About two dozen highways in Arkansas are set to receive a new pavement treatment that’s aimed at reducing crashes during wet weather, according to Arkansas highway officials.
High-friction surface treatment is now used on some Arkansas interstates and has been modified for use on non-interstate roads, Arkansas State Highway and Transportation Department spokesman Randy Ort said.
“It’s a different treatment for the same problem,” Ort said.
Treatment on the non-interstate highways will focus on curves, where a disproportionate number of fatal traffic wrecks occur, Ort said. An epoxy coating will help drivers in braking and in keeping control of their vehicles.
Highway department officials identified about 1,200 miles of non-interstate highways that had average daily traffic of 1,000 vehicles or more and on which wet pavement was a factor in at least 35 percent of the total crashes, the Arkansas Democrat-Gazette reported.
Areas set to receive the pavement treatment are: La Harpe Boulevard in downtown Little Rock; Arkansas 5 in Garland, Saline, Lonoke and Baxter counties; Arkansas 7 in Clark, Garland and Boone counties; Arkansas 72, Arkansas 102 and Arkansas 279 in Benton County; and Arkansas 65 in Chicot County.

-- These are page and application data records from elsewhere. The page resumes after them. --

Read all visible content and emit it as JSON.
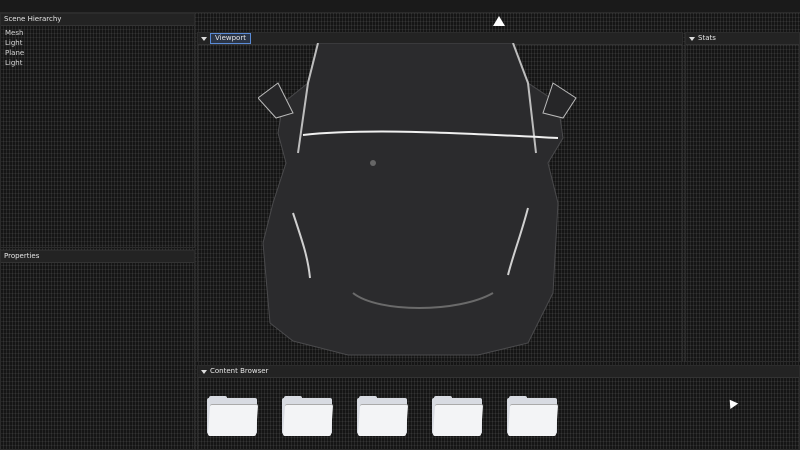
{
  "panels": {
    "scene_hierarchy": {
      "title": "Scene Hierarchy",
      "items": [
        "Mesh",
        "Light",
        "Plane",
        "Light"
      ]
    },
    "properties": {
      "title": "Properties"
    },
    "viewport": {
      "tab": "Viewport"
    },
    "stats": {
      "title": "Stats"
    },
    "content_browser": {
      "title": "Content Browser",
      "folders": [
        "",
        "",
        "",
        "",
        ""
      ]
    }
  }
}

The estimated cost for treating the 22 locations is nearly $3.6 million, but the Federal Highway Administration said the added cost is offset by the treatment’s durability, the newspaper reported.